Amblin' Alameda: Trick or treat

Morton Chalfy

Halloween fell on the San Francisco Giants' World Series Celebration Day this year and is scheduled to do so again in 2016, according to the San Francisco Bay Area Calendar of Events. For once, the Gods of Rain took care of the little guys - that is, the wet stuff fell on the parade, to nobody's dismay since the heat of celebration evaporated the water almost as it fell. They held off on the trick or treaters - at least in our area, though the kids in the valley seem to have been affected.

We live on a quiet street with a house at the corner that goes all-out for Halloween with ghosts, goblins, gravestones, skeletons, creaky noises and huge spiders and webs. This display naturally draws crowds of families, kids in costumes and makeup and parents carrying toddlers who wore out after the first few blocks. Some of the kids are so full of energy they run up and down stairs and sing out "trick or treat: as they scamper.

We especially like the littlest ones who are just getting the idea with some prompting from mom, "What do you say?" being the most usual cue. "Thank you" then floats up from the departing youngster. In general, the kids have better manners than today's semi-grown ups, using "thank you" instead of "no problem" and "please" instead of "What'll you guys have?"

Armed with the knowledge painfully gained during Halloweens past, we gave out only items that we wouldn't ourselves eat: bubble gum mainly. At the last minute we bought and distributed chocolates, not wanting to give the littlest ones gum. Often we would ask the parents if they would like some gum and invariably, they would.

Cuteness abounds on Halloween, but my favorite was the little girl, perhaps just four years old, who, in reply to "Oh look, Batman," said, "No, I'm Cat Woman" with such charm and gentle admonishment that we could feel no rancor. She introduced her little sister, who was riding in her mother's arms: "She's Captain America." And so she was, and in a tutu at that. Very fitting for the Bay Area.

There are yearly grumblings about "those people (unspecified) who bring their kids here from Oakland or wherever," by whatever the proper name for a Halloween Grinch is. To them I say that all children are our children wherever they come from, and if your heart is too small to welcome them in you can feel free to place a checkpoint before your door and look at IDs before giving out candy. At least that would identify the Waste of Time houses on the route and let the kids get on with having fun with those who appreciate them.

Halloween is a particularly American holiday and a family oriented one at that. The streets were alive for a few hours after dusk with the young families of our area, and at least on our block, a good time was had by all.

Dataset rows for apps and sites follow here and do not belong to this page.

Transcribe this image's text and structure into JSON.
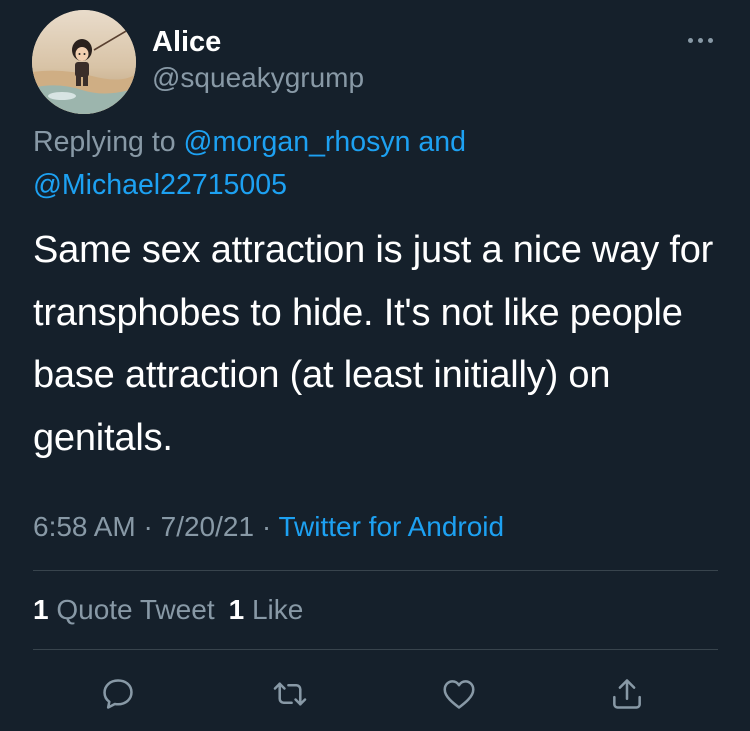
{
  "author": {
    "display_name": "Alice",
    "handle": "@squeakygrump"
  },
  "reply": {
    "prefix": "Replying to ",
    "mention_1": "@morgan_rhosyn",
    "conjunction": " and",
    "mention_2": "@Michael22715005"
  },
  "tweet_text": "Same sex attraction is just a nice way for transphobes to hide. It's not like people base attraction (at least initially) on genitals.",
  "meta": {
    "time": "6:58 AM",
    "separator": " · ",
    "date": "7/20/21",
    "source": "Twitter for Android"
  },
  "stats": {
    "quote_count": "1",
    "quote_label": " Quote Tweet",
    "like_count": "1",
    "like_label": " Like"
  },
  "icons": {
    "more": "more-options-icon",
    "reply": "reply-icon",
    "retweet": "retweet-icon",
    "like": "heart-icon",
    "share": "share-icon"
  },
  "colors": {
    "background": "#15202b",
    "accent": "#1da1f2",
    "secondary_text": "#8899a6",
    "divider": "#38444d"
  }
}
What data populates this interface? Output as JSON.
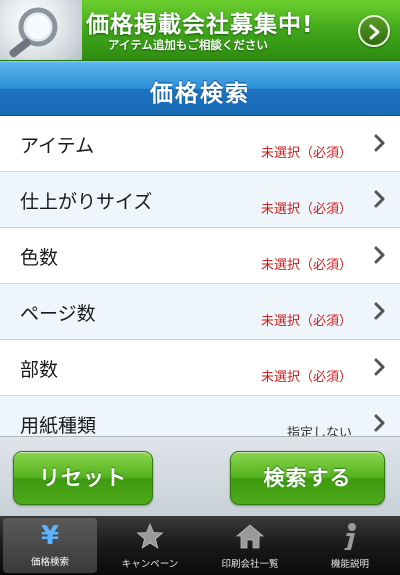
{
  "banner": {
    "title": "価格掲載会社募集中!",
    "subtitle": "アイテム追加もご相談ください"
  },
  "page_title": "価格検索",
  "rows": [
    {
      "label": "アイテム",
      "value": "未選択（必須）",
      "kind": "required"
    },
    {
      "label": "仕上がりサイズ",
      "value": "未選択（必須）",
      "kind": "required"
    },
    {
      "label": "色数",
      "value": "未選択（必須）",
      "kind": "required"
    },
    {
      "label": "ページ数",
      "value": "未選択（必須）",
      "kind": "required"
    },
    {
      "label": "部数",
      "value": "未選択（必須）",
      "kind": "required"
    },
    {
      "label": "用紙種類",
      "value": "指定しない",
      "kind": "optional"
    }
  ],
  "actions": {
    "reset_label": "リセット",
    "search_label": "検索する"
  },
  "tabs": [
    {
      "label": "価格検索",
      "icon": "yen-icon",
      "active": true
    },
    {
      "label": "キャンペーン",
      "icon": "star-icon",
      "active": false
    },
    {
      "label": "印刷会社一覧",
      "icon": "house-icon",
      "active": false
    },
    {
      "label": "機能説明",
      "icon": "info-icon",
      "active": false
    }
  ],
  "colors": {
    "required_text": "#cc1f1f",
    "banner_green": "#3ea41a",
    "title_blue": "#2d8fd8",
    "button_green": "#55b21f",
    "active_tab_icon": "#5ab4ff"
  }
}
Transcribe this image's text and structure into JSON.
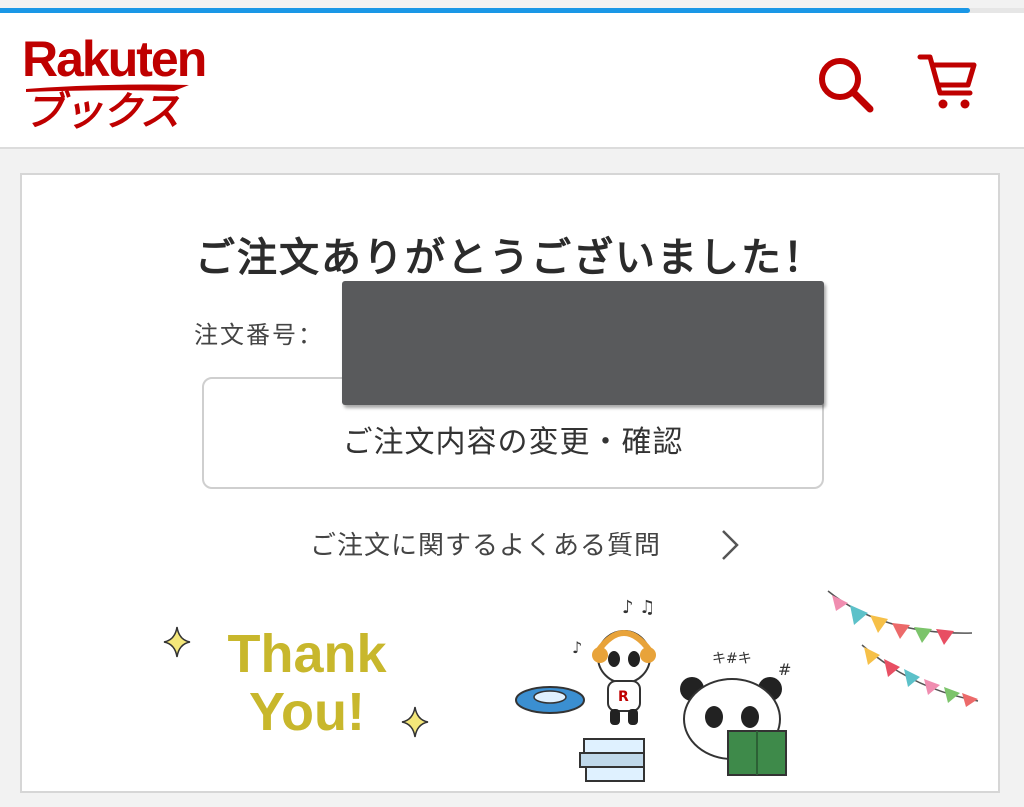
{
  "progress": {
    "fraction": 0.95,
    "color": "#1a97e6"
  },
  "header": {
    "logo_top": "Rakuten",
    "logo_bottom": "ブックス",
    "brand_color": "#bf0000",
    "icons": [
      "search-icon",
      "cart-icon"
    ]
  },
  "main": {
    "title": "ご注文ありがとうございました！",
    "order_label": "注文番号：",
    "order_value": "",
    "change_button_label": "ご注文内容の変更・確認",
    "faq_link_label": "ご注文に関するよくある質問"
  },
  "illustration": {
    "thank_line1": "Thank",
    "thank_line2": "You!",
    "thank_color": "#c8b72c"
  }
}
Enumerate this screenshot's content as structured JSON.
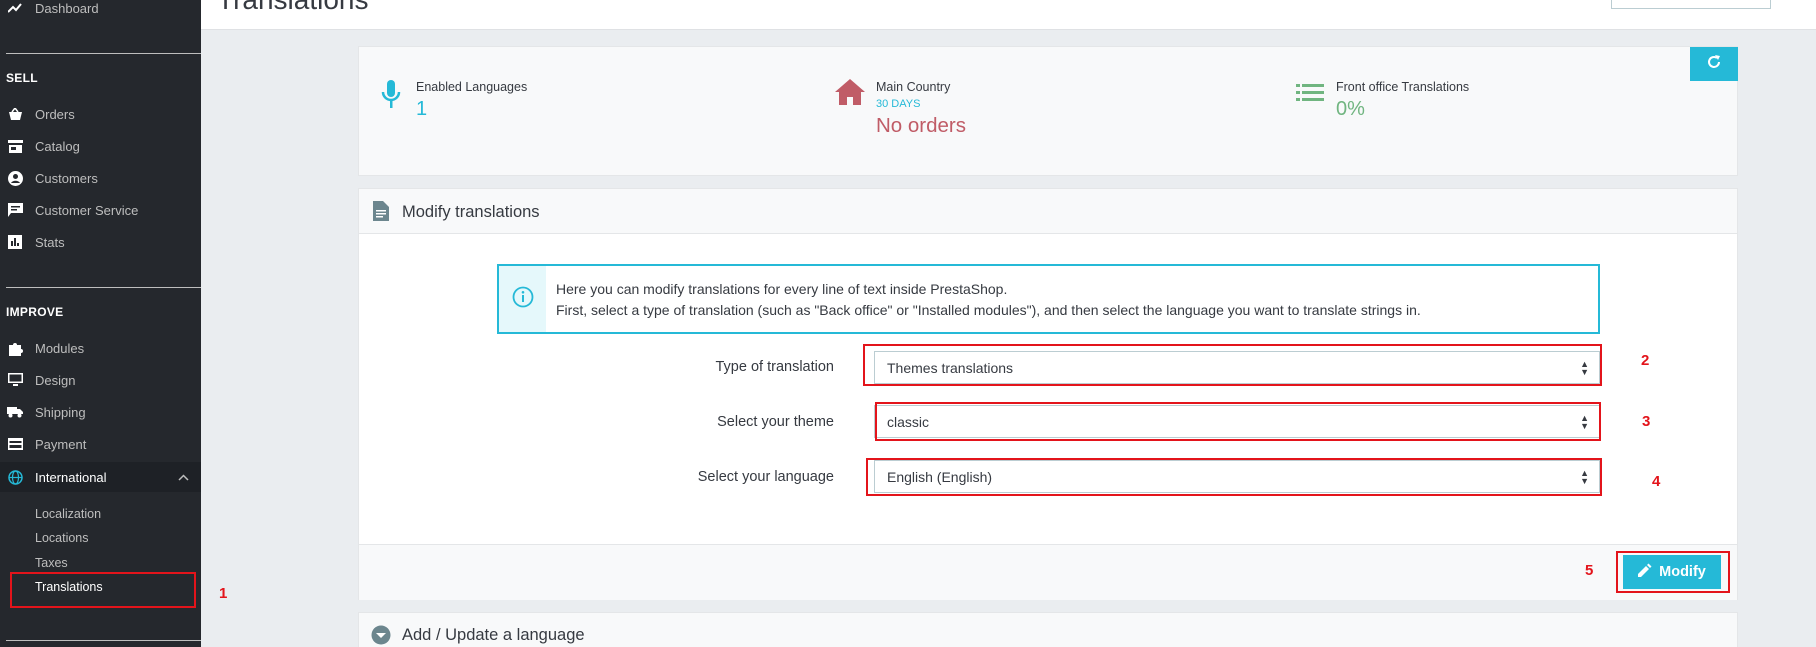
{
  "sidebar": {
    "top_item": "Dashboard",
    "sell_heading": "SELL",
    "sell_items": [
      {
        "label": "Orders",
        "icon": "basket-icon"
      },
      {
        "label": "Catalog",
        "icon": "store-icon"
      },
      {
        "label": "Customers",
        "icon": "account-circle-icon"
      },
      {
        "label": "Customer Service",
        "icon": "chat-icon"
      },
      {
        "label": "Stats",
        "icon": "bar-chart-icon"
      }
    ],
    "improve_heading": "IMPROVE",
    "improve_items": [
      {
        "label": "Modules",
        "icon": "puzzle-icon"
      },
      {
        "label": "Design",
        "icon": "monitor-icon"
      },
      {
        "label": "Shipping",
        "icon": "truck-icon"
      },
      {
        "label": "Payment",
        "icon": "credit-card-icon"
      },
      {
        "label": "International",
        "icon": "globe-icon"
      }
    ],
    "international_sub": [
      "Localization",
      "Locations",
      "Taxes",
      "Translations"
    ]
  },
  "header": {
    "title": "Translations"
  },
  "kpis": [
    {
      "label": "Enabled Languages",
      "sub": "",
      "value": "1",
      "icon": "microphone-icon"
    },
    {
      "label": "Main Country",
      "sub": "30 DAYS",
      "value": "No orders",
      "icon": "home-icon"
    },
    {
      "label": "Front office Translations",
      "sub": "",
      "value": "0%",
      "icon": "list-icon"
    }
  ],
  "panel": {
    "title": "Modify translations",
    "info_line1": "Here you can modify translations for every line of text inside PrestaShop.",
    "info_line2": "First, select a type of translation (such as \"Back office\" or \"Installed modules\"), and then select the language you want to translate strings in.",
    "type_label": "Type of translation",
    "type_value": "Themes translations",
    "theme_label": "Select your theme",
    "theme_value": "classic",
    "language_label": "Select your language",
    "language_value": "English (English)",
    "modify_label": "Modify"
  },
  "panel2": {
    "title": "Add / Update a language"
  },
  "annotations": [
    "1",
    "2",
    "3",
    "4",
    "5"
  ],
  "colors": {
    "accent": "#25b9d7",
    "danger": "#c05c67",
    "success": "#70b580",
    "annotation": "#e3141b",
    "sidebar": "#25282d"
  }
}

Submitted by luczai (not verified) on Tue, Nov 4, 2014

I think the checkpoint houses are all on Harbor Bay. Not only do you need an ID, you need to know the security code ;).